Which of the lines below contain the string "lead"? Copy each one.

Web page and app entries:
* * * * *

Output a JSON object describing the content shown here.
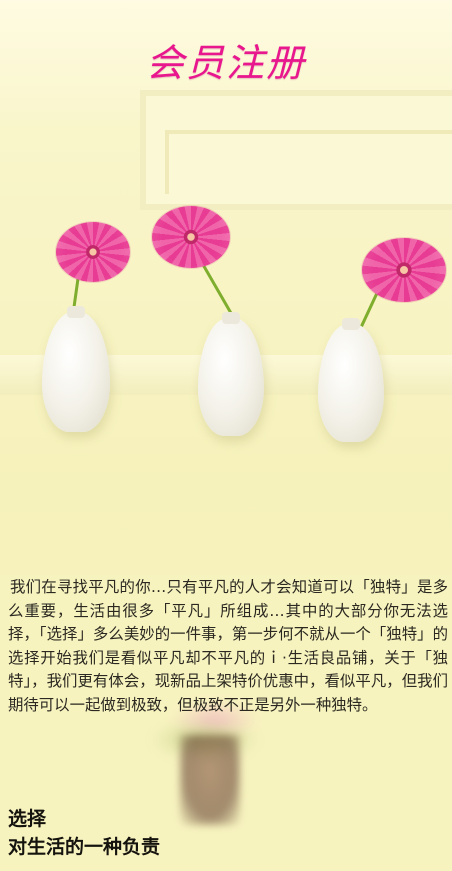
{
  "header": {
    "title": "会员注册"
  },
  "article": {
    "paragraph": "我们在寻找平凡的你…只有平凡的人才会知道可以「独特」是多么重要，生活由很多「平凡」所组成…其中的大部分你无法选择，「选择」多么美妙的一件事，第一步何不就从一个「独特」的选择开始我们是看似平凡却不平凡的ｉ·生活良品铺，关于「独特」，我们更有体会，现新品上架特价优惠中，看似平凡，但我们期待可以一起做到极致，但极致不正是另外一种独特。"
  },
  "footer": {
    "line1": "选择",
    "line2": "对生活的一种负责"
  },
  "colors": {
    "title": "#e8178d",
    "background": "#f7f3bf",
    "text": "#2a2820"
  },
  "icons": [
    "pink-gerbera-flower",
    "white-vase"
  ]
}
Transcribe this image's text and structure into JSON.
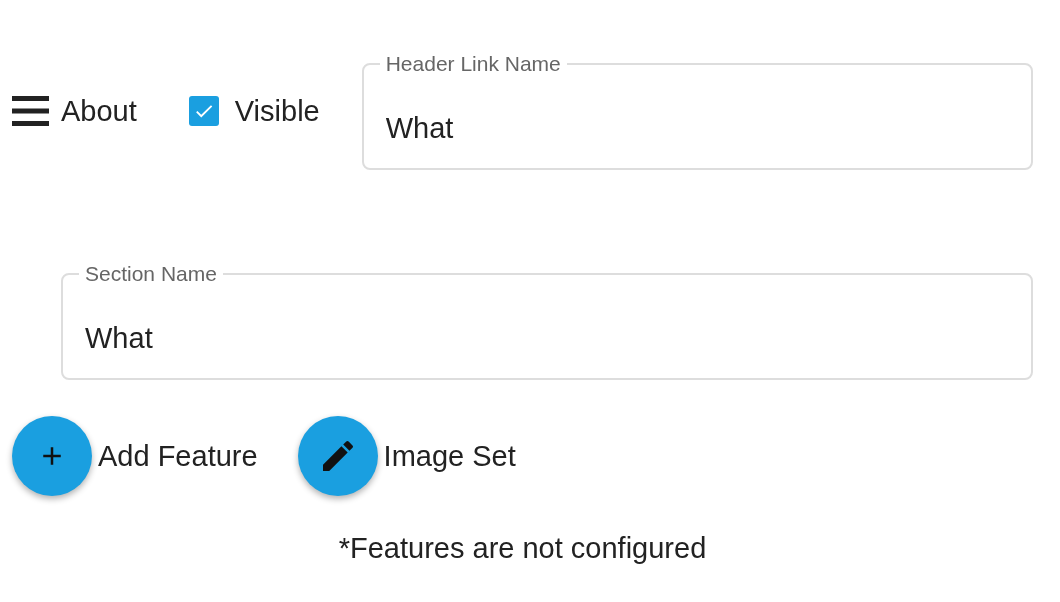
{
  "section": {
    "title": "About",
    "visible": {
      "label": "Visible",
      "checked": true
    }
  },
  "header_link_name": {
    "label": "Header Link Name",
    "value": "What"
  },
  "section_name": {
    "label": "Section Name",
    "value": "What"
  },
  "actions": [
    {
      "kind": "add",
      "label": "Add Feature"
    },
    {
      "kind": "edit",
      "label": "Image Set"
    }
  ],
  "note": "*Features are not configured"
}
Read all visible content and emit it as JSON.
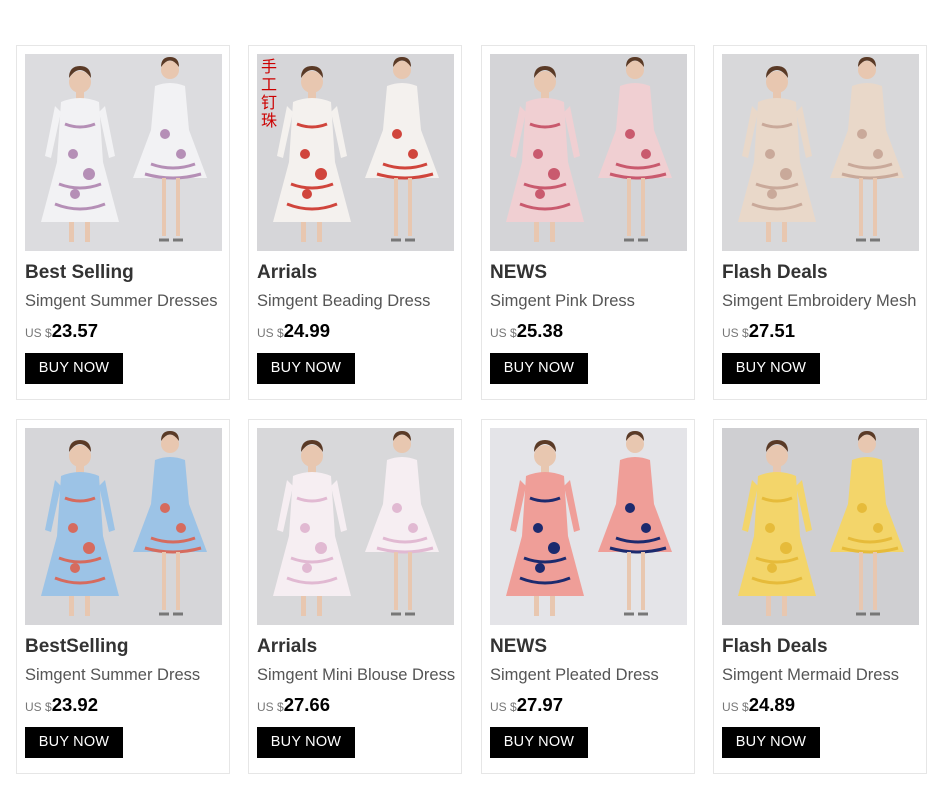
{
  "products": [
    {
      "tag": "Best Selling",
      "name": "Simgent Summer Dresses",
      "currency": "US $",
      "price": "23.57",
      "button": "BUY NOW",
      "image": "two-models-white-lace-dress",
      "bg": "#dcdcdf",
      "colors": [
        "#f2f2f4",
        "#b58fb6"
      ]
    },
    {
      "tag": "Arrials",
      "name": "Simgent Beading Dress",
      "currency": "US $",
      "price": "24.99",
      "button": "BUY NOW",
      "image": "two-models-white-floral-dress",
      "bg": "#d6d6d9",
      "colors": [
        "#f4f1ee",
        "#d0453c"
      ],
      "overlay_text": "手工钉珠"
    },
    {
      "tag": "NEWS",
      "name": "Simgent Pink Dress",
      "currency": "US $",
      "price": "25.38",
      "button": "BUY NOW",
      "image": "two-models-pink-floral-dress",
      "bg": "#d4d4d7",
      "colors": [
        "#f0cfd2",
        "#c95a6e"
      ]
    },
    {
      "tag": "Flash Deals",
      "name": "Simgent Embroidery Mesh",
      "currency": "US $",
      "price": "27.51",
      "button": "BUY NOW",
      "image": "two-models-beige-mesh-dress",
      "bg": "#d8d8da",
      "colors": [
        "#e9d8c9",
        "#c9a99a"
      ]
    },
    {
      "tag": "BestSelling",
      "name": "Simgent Summer Dress",
      "currency": "US $",
      "price": "23.92",
      "button": "BUY NOW",
      "image": "two-models-blue-striped-dress",
      "bg": "#d6d6d9",
      "colors": [
        "#9cc3e6",
        "#d66b5e"
      ]
    },
    {
      "tag": "Arrials",
      "name": "Simgent Mini Blouse Dress",
      "currency": "US $",
      "price": "27.66",
      "button": "BUY NOW",
      "image": "two-models-white-pink-mini-dress",
      "bg": "#d8d8da",
      "colors": [
        "#f6eef2",
        "#e1b9d2"
      ]
    },
    {
      "tag": "NEWS",
      "name": "Simgent Pleated Dress",
      "currency": "US $",
      "price": "27.97",
      "button": "BUY NOW",
      "image": "two-models-pink-navy-pleated-dress",
      "bg": "#e4e4e8",
      "colors": [
        "#ef9e98",
        "#1c2a6e"
      ]
    },
    {
      "tag": "Flash Deals",
      "name": "Simgent Mermaid Dress",
      "currency": "US $",
      "price": "24.89",
      "button": "BUY NOW",
      "image": "two-models-yellow-lace-dress",
      "bg": "#cfcfd2",
      "colors": [
        "#f3d56a",
        "#e6bb3a"
      ]
    }
  ]
}
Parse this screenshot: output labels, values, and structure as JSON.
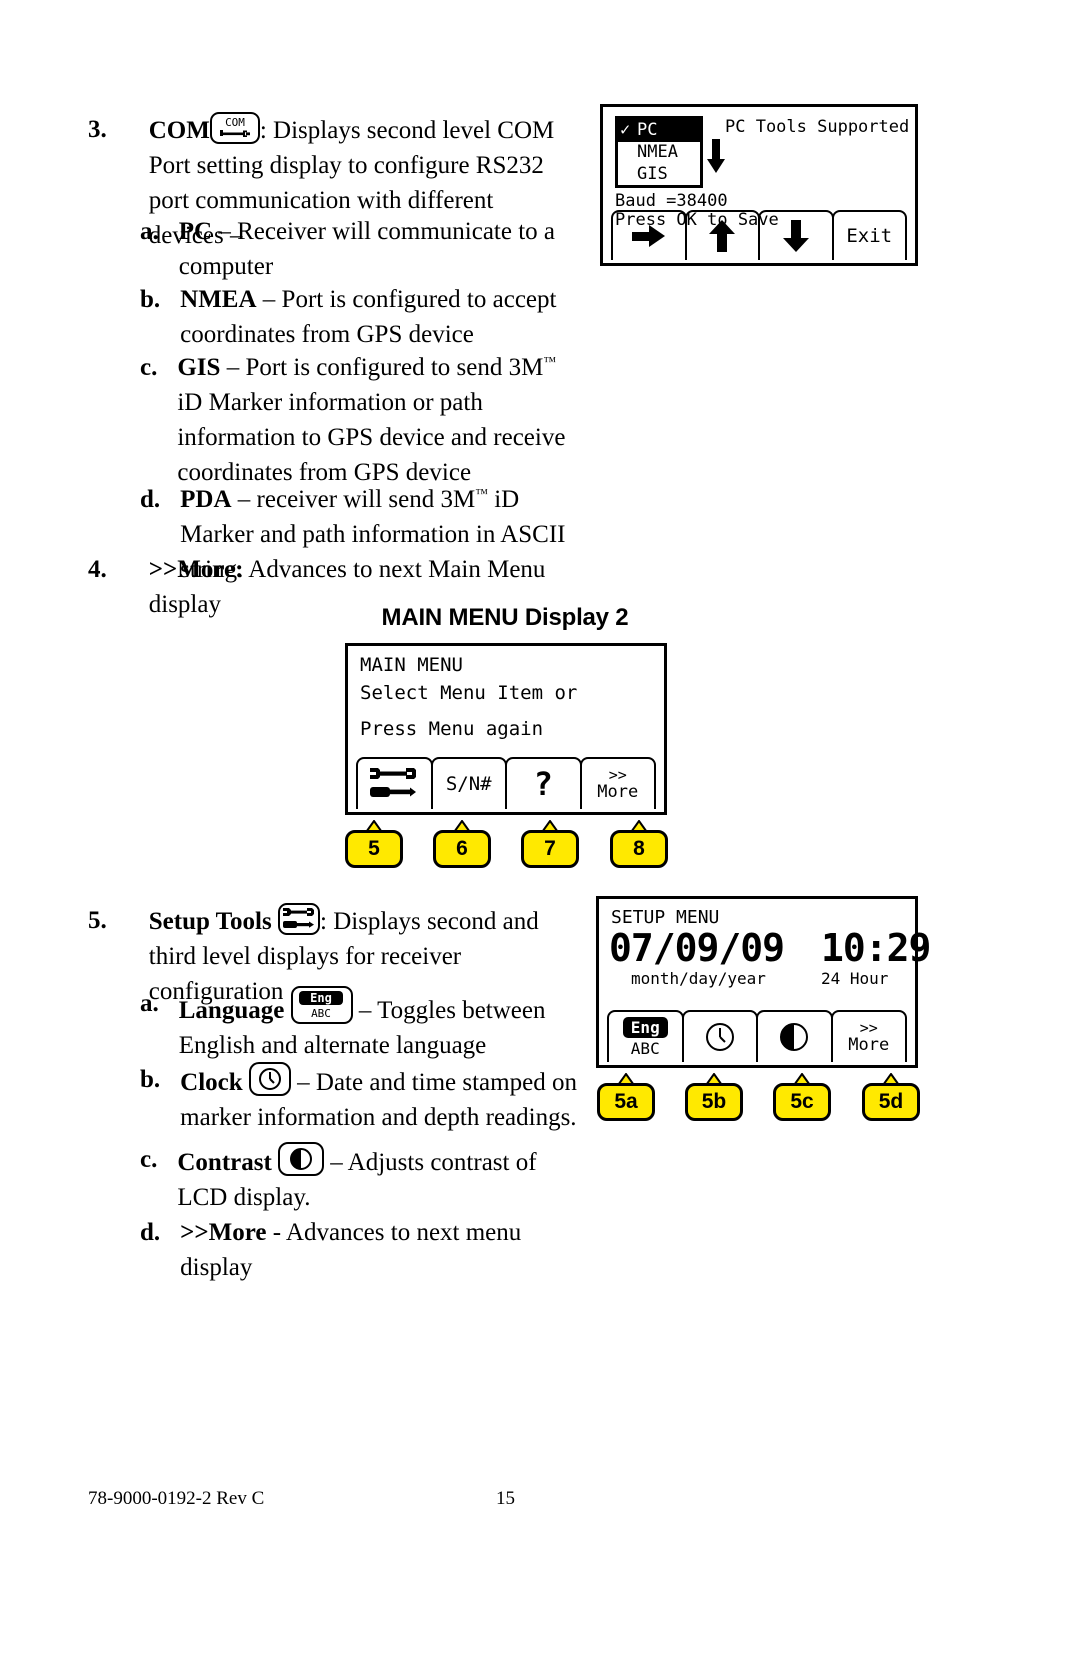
{
  "document": {
    "footer_left": "78-9000-0192-2 Rev C",
    "footer_page": "15"
  },
  "items": [
    {
      "number": "3.",
      "lead": "COM",
      "icon": "com-key-icon",
      "text_after": ": Displays second level COM Port setting display to configure RS232 port communication with different devices –"
    },
    {
      "number": "4.",
      "lead": ">>More:",
      "text_after": " Advances to next Main Menu display"
    },
    {
      "number": "5.",
      "lead": "Setup Tools",
      "icon": "setup-tools-key-icon",
      "text_after": ": Displays second and third level displays for receiver configuration"
    }
  ],
  "sub_items_3": [
    {
      "letter": "a.",
      "lead": "PC",
      "text": " – Receiver will communicate to a computer"
    },
    {
      "letter": "b.",
      "lead": "NMEA",
      "text": " – Port is configured to accept coordinates from GPS device"
    },
    {
      "letter": "c.",
      "lead": "GIS",
      "text_pre": " – Port is configured to send 3M",
      "tm": "™",
      "text_post": " iD Marker information or path information to GPS device and receive coordinates from GPS device"
    },
    {
      "letter": "d.",
      "lead": "PDA",
      "text_pre": " – receiver will send 3M",
      "tm": "™",
      "text_post": " iD Marker and path information in ASCII string."
    }
  ],
  "sub_items_5": [
    {
      "letter": "a.",
      "lead": "Language",
      "icon": "language-key-icon",
      "text": " – Toggles between English and alternate language"
    },
    {
      "letter": "b.",
      "lead": "Clock",
      "icon": "clock-key-icon",
      "text": " – Date and time stamped on marker information and depth readings."
    },
    {
      "letter": "c.",
      "lead": "Contrast",
      "icon": "contrast-key-icon",
      "text": " – Adjusts contrast of LCD display."
    },
    {
      "letter": "d.",
      "lead": ">>More",
      "text": " - Advances to next menu display"
    }
  ],
  "section_heading": "MAIN MENU Display 2",
  "com_screen": {
    "name": "COM Port Setting Display",
    "list": [
      {
        "label": "PC",
        "checked": true,
        "selected": true
      },
      {
        "label": "NMEA",
        "checked": false,
        "selected": false
      },
      {
        "label": "GIS",
        "checked": false,
        "selected": false
      }
    ],
    "title_right": "PC Tools Supported",
    "line_baud": "Baud =38400",
    "line_save": "Press OK to Save",
    "softkeys": [
      {
        "label": "",
        "icon": "arrow-right-icon"
      },
      {
        "label": "",
        "icon": "arrow-up-icon"
      },
      {
        "label": "",
        "icon": "arrow-down-icon"
      },
      {
        "label": "Exit",
        "icon": ""
      }
    ]
  },
  "main_menu_screen": {
    "name": "MAIN MENU Display 2",
    "line1": "MAIN MENU",
    "line2": "Select Menu Item or",
    "line3": "Press Menu again",
    "softkeys": [
      {
        "label": "",
        "icon": "setup-tools-icon"
      },
      {
        "label": "S/N#",
        "icon": ""
      },
      {
        "label": "?",
        "icon": "question-icon"
      },
      {
        "label": ">>\nMore",
        "icon": ""
      }
    ],
    "callouts": [
      "5",
      "6",
      "7",
      "8"
    ]
  },
  "setup_menu_screen": {
    "name": "SETUP MENU",
    "title": "SETUP MENU",
    "date": "07/09/09",
    "time": "10:29",
    "date_format": "month/day/year",
    "time_format": "24 Hour",
    "softkeys": [
      {
        "label_top": "Eng",
        "label_bottom": "ABC",
        "icon": ""
      },
      {
        "label": "",
        "icon": "clock-icon"
      },
      {
        "label": "",
        "icon": "contrast-icon"
      },
      {
        "label": ">>\nMore",
        "icon": ""
      }
    ],
    "callouts": [
      "5a",
      "5b",
      "5c",
      "5d"
    ]
  },
  "colors": {
    "callout_yellow": "#ffe900",
    "ink": "#000000",
    "paper": "#ffffff"
  }
}
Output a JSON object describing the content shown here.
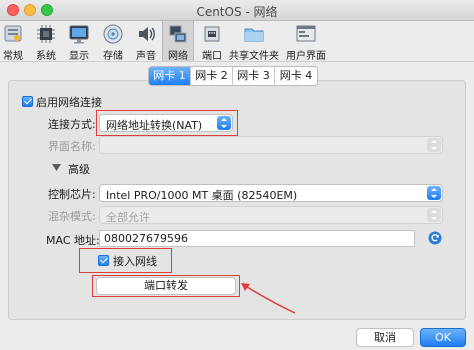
{
  "window": {
    "title": "CentOS - 网络"
  },
  "toolbar": {
    "items": [
      {
        "label": "常规",
        "icon": "general-icon"
      },
      {
        "label": "系统",
        "icon": "system-chip-icon"
      },
      {
        "label": "显示",
        "icon": "display-monitor-icon"
      },
      {
        "label": "存储",
        "icon": "storage-disk-icon"
      },
      {
        "label": "声音",
        "icon": "speaker-icon"
      },
      {
        "label": "网络",
        "icon": "network-icon"
      },
      {
        "label": "端口",
        "icon": "port-icon"
      },
      {
        "label": "共享文件夹",
        "icon": "shared-folder-icon"
      },
      {
        "label": "用户界面",
        "icon": "user-interface-icon"
      }
    ],
    "active_index": 5
  },
  "tabs": [
    "网卡 1",
    "网卡 2",
    "网卡 3",
    "网卡 4"
  ],
  "form": {
    "enable_adapter_label": "启用网络连接",
    "attached_to_label": "连接方式:",
    "attached_to_value": "网络地址转换(NAT)",
    "name_label": "界面名称:",
    "name_value": "",
    "advanced_label": "高级",
    "adapter_type_label": "控制芯片:",
    "adapter_type_value": "Intel PRO/1000 MT 桌面 (82540EM)",
    "promiscuous_label": "混杂模式:",
    "promiscuous_value": "全部允许",
    "mac_label": "MAC 地址:",
    "mac_value": "080027679596",
    "cable_connected_label": "接入网线",
    "port_forwarding_label": "端口转发"
  },
  "footer": {
    "cancel_label": "取消",
    "ok_label": "OK"
  },
  "colors": {
    "accent": "#1f7ef1",
    "highlight": "#e03c3c"
  }
}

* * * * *

Solution ->
      "lead": "COM",
      "lead": ">>More:",
      "lead": "Setup Tools",
      "lead": "PC",
      "lead": "NMEA",
      "lead": "GIS",
      "lead": "PDA",
      "lead": "Language",
      "lead": "Clock",
      "lead": "Contrast",
      "lead": ">>More",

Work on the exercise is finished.